We continued to climb, continued to push, and as others pulled aside for water and rest we checked on, encouraged, and kept each other going. You see, its not a race, but it is a challenge to finish and find your own personal strengths along with weaknesses to improve your self and your Brother. I maintained a spot right toward the front and wasn’t allowing my mind to tell me that body could not handle the pace and the climb. It wasn’t until around the halfway point that I recognized the booming voice that was coming from the lead man carrying the flag. Jason Powell from Miami-Township F-R and I have climbed 9/11 events out at FDIC and it was great to see not only was his department hosting the climb, but that he was leading us. Amazing to see others spreading climbs and challenging the fire service to step up for great causes such as the NFFF and beyond.

I have battled at these climbs over the past several years. My first 9/11 climb was at an FDIC event in Indianapolis a few years back and even though I had been competing was shocked to see what 110 floors up and down felt like. To push myself to keep pace in full gear at Yellow Springs was a great feeling, but the last lap was not something I was prepared for when Brother Powell passed the flag off to me. He and several other Brothers and family members were at the front, but some were in street clothes or not full gear and I moved to the front. It’s hard to describe carrying your Nations flag and honoring the fallen while leading a group. I’ve been behind the flag, I’ve seen it far in the distance and been wowed at what that first person must have felt like, but Saturday I was that person. It was emotional and more than sweat keeping me from seeing the numbers on the wall and following their course.

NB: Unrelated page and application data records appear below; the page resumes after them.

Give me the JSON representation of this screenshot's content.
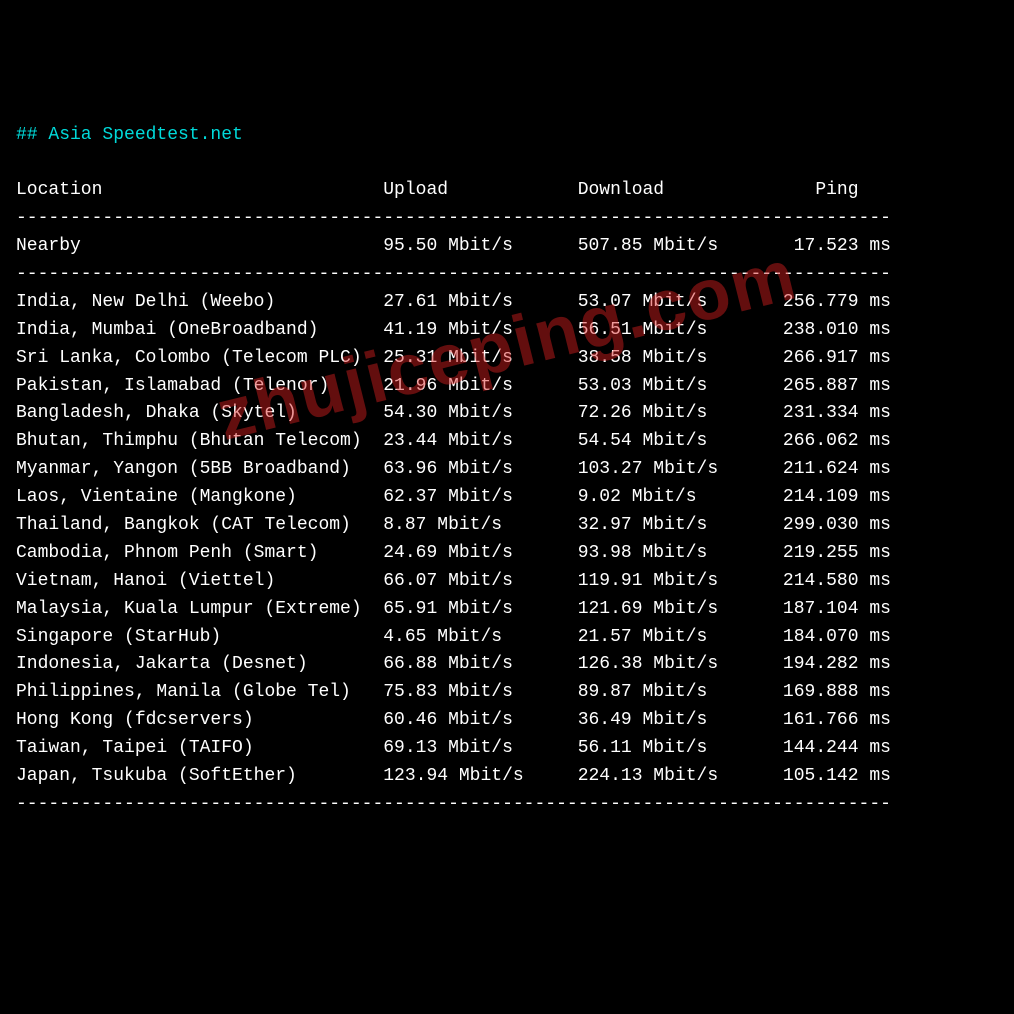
{
  "title": "## Asia Speedtest.net",
  "headers": {
    "location": "Location",
    "upload": "Upload",
    "download": "Download",
    "ping": "Ping"
  },
  "divider": "---------------------------------------------------------------------------------",
  "nearby": {
    "location": "Nearby",
    "upload": "95.50 Mbit/s",
    "download": "507.85 Mbit/s",
    "ping": "17.523 ms"
  },
  "rows": [
    {
      "location": "India, New Delhi (Weebo)",
      "upload": "27.61 Mbit/s",
      "download": "53.07 Mbit/s",
      "ping": "256.779 ms"
    },
    {
      "location": "India, Mumbai (OneBroadband)",
      "upload": "41.19 Mbit/s",
      "download": "56.51 Mbit/s",
      "ping": "238.010 ms"
    },
    {
      "location": "Sri Lanka, Colombo (Telecom PLC)",
      "upload": "25.31 Mbit/s",
      "download": "38.58 Mbit/s",
      "ping": "266.917 ms"
    },
    {
      "location": "Pakistan, Islamabad (Telenor)",
      "upload": "21.96 Mbit/s",
      "download": "53.03 Mbit/s",
      "ping": "265.887 ms"
    },
    {
      "location": "Bangladesh, Dhaka (Skytel)",
      "upload": "54.30 Mbit/s",
      "download": "72.26 Mbit/s",
      "ping": "231.334 ms"
    },
    {
      "location": "Bhutan, Thimphu (Bhutan Telecom)",
      "upload": "23.44 Mbit/s",
      "download": "54.54 Mbit/s",
      "ping": "266.062 ms"
    },
    {
      "location": "Myanmar, Yangon (5BB Broadband)",
      "upload": "63.96 Mbit/s",
      "download": "103.27 Mbit/s",
      "ping": "211.624 ms"
    },
    {
      "location": "Laos, Vientaine (Mangkone)",
      "upload": "62.37 Mbit/s",
      "download": "9.02 Mbit/s",
      "ping": "214.109 ms"
    },
    {
      "location": "Thailand, Bangkok (CAT Telecom)",
      "upload": "8.87 Mbit/s",
      "download": "32.97 Mbit/s",
      "ping": "299.030 ms"
    },
    {
      "location": "Cambodia, Phnom Penh (Smart)",
      "upload": "24.69 Mbit/s",
      "download": "93.98 Mbit/s",
      "ping": "219.255 ms"
    },
    {
      "location": "Vietnam, Hanoi (Viettel)",
      "upload": "66.07 Mbit/s",
      "download": "119.91 Mbit/s",
      "ping": "214.580 ms"
    },
    {
      "location": "Malaysia, Kuala Lumpur (Extreme)",
      "upload": "65.91 Mbit/s",
      "download": "121.69 Mbit/s",
      "ping": "187.104 ms"
    },
    {
      "location": "Singapore (StarHub)",
      "upload": "4.65 Mbit/s",
      "download": "21.57 Mbit/s",
      "ping": "184.070 ms"
    },
    {
      "location": "Indonesia, Jakarta (Desnet)",
      "upload": "66.88 Mbit/s",
      "download": "126.38 Mbit/s",
      "ping": "194.282 ms"
    },
    {
      "location": "Philippines, Manila (Globe Tel)",
      "upload": "75.83 Mbit/s",
      "download": "89.87 Mbit/s",
      "ping": "169.888 ms"
    },
    {
      "location": "Hong Kong (fdcservers)",
      "upload": "60.46 Mbit/s",
      "download": "36.49 Mbit/s",
      "ping": "161.766 ms"
    },
    {
      "location": "Taiwan, Taipei (TAIFO)",
      "upload": "69.13 Mbit/s",
      "download": "56.11 Mbit/s",
      "ping": "144.244 ms"
    },
    {
      "location": "Japan, Tsukuba (SoftEther)",
      "upload": "123.94 Mbit/s",
      "download": "224.13 Mbit/s",
      "ping": "105.142 ms"
    }
  ],
  "watermark": "zhujiceping.com",
  "chart_data": {
    "type": "table",
    "title": "Asia Speedtest.net",
    "columns": [
      "Location",
      "Upload (Mbit/s)",
      "Download (Mbit/s)",
      "Ping (ms)"
    ],
    "rows": [
      [
        "Nearby",
        95.5,
        507.85,
        17.523
      ],
      [
        "India, New Delhi (Weebo)",
        27.61,
        53.07,
        256.779
      ],
      [
        "India, Mumbai (OneBroadband)",
        41.19,
        56.51,
        238.01
      ],
      [
        "Sri Lanka, Colombo (Telecom PLC)",
        25.31,
        38.58,
        266.917
      ],
      [
        "Pakistan, Islamabad (Telenor)",
        21.96,
        53.03,
        265.887
      ],
      [
        "Bangladesh, Dhaka (Skytel)",
        54.3,
        72.26,
        231.334
      ],
      [
        "Bhutan, Thimphu (Bhutan Telecom)",
        23.44,
        54.54,
        266.062
      ],
      [
        "Myanmar, Yangon (5BB Broadband)",
        63.96,
        103.27,
        211.624
      ],
      [
        "Laos, Vientaine (Mangkone)",
        62.37,
        9.02,
        214.109
      ],
      [
        "Thailand, Bangkok (CAT Telecom)",
        8.87,
        32.97,
        299.03
      ],
      [
        "Cambodia, Phnom Penh (Smart)",
        24.69,
        93.98,
        219.255
      ],
      [
        "Vietnam, Hanoi (Viettel)",
        66.07,
        119.91,
        214.58
      ],
      [
        "Malaysia, Kuala Lumpur (Extreme)",
        65.91,
        121.69,
        187.104
      ],
      [
        "Singapore (StarHub)",
        4.65,
        21.57,
        184.07
      ],
      [
        "Indonesia, Jakarta (Desnet)",
        66.88,
        126.38,
        194.282
      ],
      [
        "Philippines, Manila (Globe Tel)",
        75.83,
        89.87,
        169.888
      ],
      [
        "Hong Kong (fdcservers)",
        60.46,
        36.49,
        161.766
      ],
      [
        "Taiwan, Taipei (TAIFO)",
        69.13,
        56.11,
        144.244
      ],
      [
        "Japan, Tsukuba (SoftEther)",
        123.94,
        224.13,
        105.142
      ]
    ]
  }
}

Coming out of the stairwell and ringing the bell for each that I was climbing for gave me chills. I take something away from every one of these climbs and I thought I knew what that was, but I was wrong. The day had made an unforgettable impression on me already, but not as much as something I was told after I stepped to the side with the flag. A chief officer from Miami Township whispered over to Brother Powell and myself that we came out of the structure at 10:28am. For those that know the timeline and benchmarks of September 11, 2001 that was the time that the North Tower of the World Trade Center collapsed.

Being the first out, listening to the bell toll over and over gave me plenty of time to think about that day when I was a younger firefighter, the commitment to the service, and life in general.

At Yellow Springs I had the honor to climb for Captain Frederick Ill Jr. – Ladder 2, Patrick J. O’Keefe – Rescue 1, Frankie Esposito – Engine 235, Thomas P. Holohan – Engine 6, John Vigiano II – Ladder 132, and Captain William O’Keefe. Everyone goes up. Every one of our Brothers is carried, honored, remembered, and no one is left behind. While the turnout was great for a first time event, most everyone was carrying multiple tags.


It was a great day, unforgettable, and if you get the chance, you need to signup for next year, they have already posted the date as September 26.


We climb for you. #RFB